The deodar cedar is a splendidly proportioned cedar with sharp needles and a habit that is dense when young but spreads out to a majestic, artistic form as it reaches its full mature height.
More detail: Deodar Cedar’s Tree of the Month.
This tree is eligible for a $50 Tree Rebate.
Dark green needles with a silver tint that are 1 to 2 inches long and sharp
Male cones are 2 to 3 inches long on the lower parts of crown; female cones erect, purplish, and occur on upper portions of crown
Upright cones with deciduous scales; initially green and purplish, they later turn a reddish brown when mature
Slender, with numerous short spur shoots, branches droop with age; buds are very small and round
Initially smooth and gray-brown, later developing short furrows with scaly ridge tops
Young trees have a broad pyramidal crown that becomes wider with age; branch tips and leaders droop and have a fine texture
Typically grows to 60 feet high and 30 feet wide, but sometimes they can grow as tall as 200 feet in optimal conditions
Native to the western Himalayas in eastern Afghanistan, northern Pakistan, and north-central India, down to the southwesternmost portions of Tibet and western Nepal
Large evergreen coniferous tree
Stays green throughout the year
Grows best in acidic, loamy, moist, sandy, well drained, clay soils
Prefers full sun
Atlas cedar, cedar of Lebanon, European larch
Pests and Diseases
The deodar cedar has no real health issues or pest problems.
The deodar cedar tree is also the national tree of Pakistan.
The inner wood is aromatic and used to make incense, and the inner wood is distilled into essential oil.
Cedar oil is often used for its aromatic properties, especially in aromatherapy.

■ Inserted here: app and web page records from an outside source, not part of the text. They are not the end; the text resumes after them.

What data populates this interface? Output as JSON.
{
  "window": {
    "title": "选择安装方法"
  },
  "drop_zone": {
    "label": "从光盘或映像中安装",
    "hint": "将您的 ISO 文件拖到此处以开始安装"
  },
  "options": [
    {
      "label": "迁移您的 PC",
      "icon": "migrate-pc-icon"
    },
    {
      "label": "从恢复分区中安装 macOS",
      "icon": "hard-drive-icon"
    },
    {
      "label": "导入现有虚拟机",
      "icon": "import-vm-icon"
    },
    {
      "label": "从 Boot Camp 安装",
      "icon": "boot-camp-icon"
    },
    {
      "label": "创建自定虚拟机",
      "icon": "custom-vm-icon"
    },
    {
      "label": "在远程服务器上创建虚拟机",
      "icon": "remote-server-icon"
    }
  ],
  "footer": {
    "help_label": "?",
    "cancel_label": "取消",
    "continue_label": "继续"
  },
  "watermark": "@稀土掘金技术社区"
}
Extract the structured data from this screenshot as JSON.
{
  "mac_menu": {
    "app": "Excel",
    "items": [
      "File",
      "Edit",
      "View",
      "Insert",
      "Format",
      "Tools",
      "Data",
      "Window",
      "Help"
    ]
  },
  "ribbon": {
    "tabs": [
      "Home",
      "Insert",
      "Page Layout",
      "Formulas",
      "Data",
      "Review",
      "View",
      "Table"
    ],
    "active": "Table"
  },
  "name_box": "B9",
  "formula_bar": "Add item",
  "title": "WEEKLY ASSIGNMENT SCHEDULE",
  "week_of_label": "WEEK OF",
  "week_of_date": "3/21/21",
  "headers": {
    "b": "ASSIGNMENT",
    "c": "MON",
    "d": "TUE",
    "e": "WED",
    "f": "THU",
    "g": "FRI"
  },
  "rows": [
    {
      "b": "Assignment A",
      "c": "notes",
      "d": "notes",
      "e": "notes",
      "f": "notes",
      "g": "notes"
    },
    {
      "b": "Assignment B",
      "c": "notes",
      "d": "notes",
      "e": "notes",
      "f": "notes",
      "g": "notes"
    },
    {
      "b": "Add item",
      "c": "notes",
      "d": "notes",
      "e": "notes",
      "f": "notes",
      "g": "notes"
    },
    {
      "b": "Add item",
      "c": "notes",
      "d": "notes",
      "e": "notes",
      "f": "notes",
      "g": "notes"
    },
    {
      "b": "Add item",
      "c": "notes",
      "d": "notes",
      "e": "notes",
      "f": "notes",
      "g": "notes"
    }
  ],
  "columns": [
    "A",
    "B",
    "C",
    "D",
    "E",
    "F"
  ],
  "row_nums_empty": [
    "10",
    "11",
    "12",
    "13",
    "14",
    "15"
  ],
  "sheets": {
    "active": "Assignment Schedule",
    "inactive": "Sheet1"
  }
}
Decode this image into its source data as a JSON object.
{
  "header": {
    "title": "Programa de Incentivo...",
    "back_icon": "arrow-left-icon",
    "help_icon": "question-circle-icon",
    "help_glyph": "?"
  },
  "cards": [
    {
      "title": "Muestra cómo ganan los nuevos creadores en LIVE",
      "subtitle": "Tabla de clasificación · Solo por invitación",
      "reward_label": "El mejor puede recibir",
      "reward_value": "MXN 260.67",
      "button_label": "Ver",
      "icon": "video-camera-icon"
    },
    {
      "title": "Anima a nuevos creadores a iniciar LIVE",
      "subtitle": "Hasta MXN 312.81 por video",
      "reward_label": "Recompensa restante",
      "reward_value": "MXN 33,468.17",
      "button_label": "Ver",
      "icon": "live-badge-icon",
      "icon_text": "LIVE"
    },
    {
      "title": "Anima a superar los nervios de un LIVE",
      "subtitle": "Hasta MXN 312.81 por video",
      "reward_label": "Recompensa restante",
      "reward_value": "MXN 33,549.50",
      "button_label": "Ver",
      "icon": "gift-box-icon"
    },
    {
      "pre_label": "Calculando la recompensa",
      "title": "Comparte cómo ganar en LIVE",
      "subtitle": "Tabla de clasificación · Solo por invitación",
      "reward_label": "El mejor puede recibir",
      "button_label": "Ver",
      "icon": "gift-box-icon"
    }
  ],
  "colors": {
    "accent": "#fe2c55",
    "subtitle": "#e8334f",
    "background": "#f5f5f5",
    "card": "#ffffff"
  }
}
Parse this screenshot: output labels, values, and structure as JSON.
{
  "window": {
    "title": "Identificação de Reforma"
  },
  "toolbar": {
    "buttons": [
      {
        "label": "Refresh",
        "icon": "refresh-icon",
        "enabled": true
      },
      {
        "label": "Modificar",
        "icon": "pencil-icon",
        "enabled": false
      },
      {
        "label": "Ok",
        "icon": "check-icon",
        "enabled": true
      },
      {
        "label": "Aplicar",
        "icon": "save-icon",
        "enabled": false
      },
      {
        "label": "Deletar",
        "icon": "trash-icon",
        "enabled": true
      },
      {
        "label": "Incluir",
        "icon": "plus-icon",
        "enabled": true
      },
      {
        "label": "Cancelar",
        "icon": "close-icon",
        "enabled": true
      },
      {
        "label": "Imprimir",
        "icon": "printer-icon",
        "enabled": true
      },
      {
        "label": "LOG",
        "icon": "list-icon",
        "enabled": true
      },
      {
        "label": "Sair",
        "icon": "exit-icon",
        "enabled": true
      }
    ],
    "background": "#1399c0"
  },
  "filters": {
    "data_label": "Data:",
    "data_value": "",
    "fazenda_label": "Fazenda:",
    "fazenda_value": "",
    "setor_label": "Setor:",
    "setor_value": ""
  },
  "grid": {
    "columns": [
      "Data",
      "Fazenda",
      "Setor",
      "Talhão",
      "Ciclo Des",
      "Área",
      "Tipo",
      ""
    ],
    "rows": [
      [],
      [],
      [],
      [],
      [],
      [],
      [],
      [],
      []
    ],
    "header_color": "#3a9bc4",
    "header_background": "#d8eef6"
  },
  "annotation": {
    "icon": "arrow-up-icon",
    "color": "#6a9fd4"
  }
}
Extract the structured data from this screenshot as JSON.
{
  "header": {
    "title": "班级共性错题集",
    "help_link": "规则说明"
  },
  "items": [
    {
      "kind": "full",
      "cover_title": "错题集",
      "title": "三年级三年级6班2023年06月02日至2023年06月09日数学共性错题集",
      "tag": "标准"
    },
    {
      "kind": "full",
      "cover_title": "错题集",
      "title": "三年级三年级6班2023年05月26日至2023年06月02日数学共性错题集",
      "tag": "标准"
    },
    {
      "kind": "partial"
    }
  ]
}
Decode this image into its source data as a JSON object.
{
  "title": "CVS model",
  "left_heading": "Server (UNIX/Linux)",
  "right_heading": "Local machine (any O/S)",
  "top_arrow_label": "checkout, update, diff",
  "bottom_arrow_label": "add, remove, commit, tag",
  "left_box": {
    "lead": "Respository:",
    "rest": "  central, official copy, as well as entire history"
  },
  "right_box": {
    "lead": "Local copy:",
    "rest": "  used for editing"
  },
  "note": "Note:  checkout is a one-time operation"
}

It has a characteristic woody odor which may change somewhat in the course of drying out.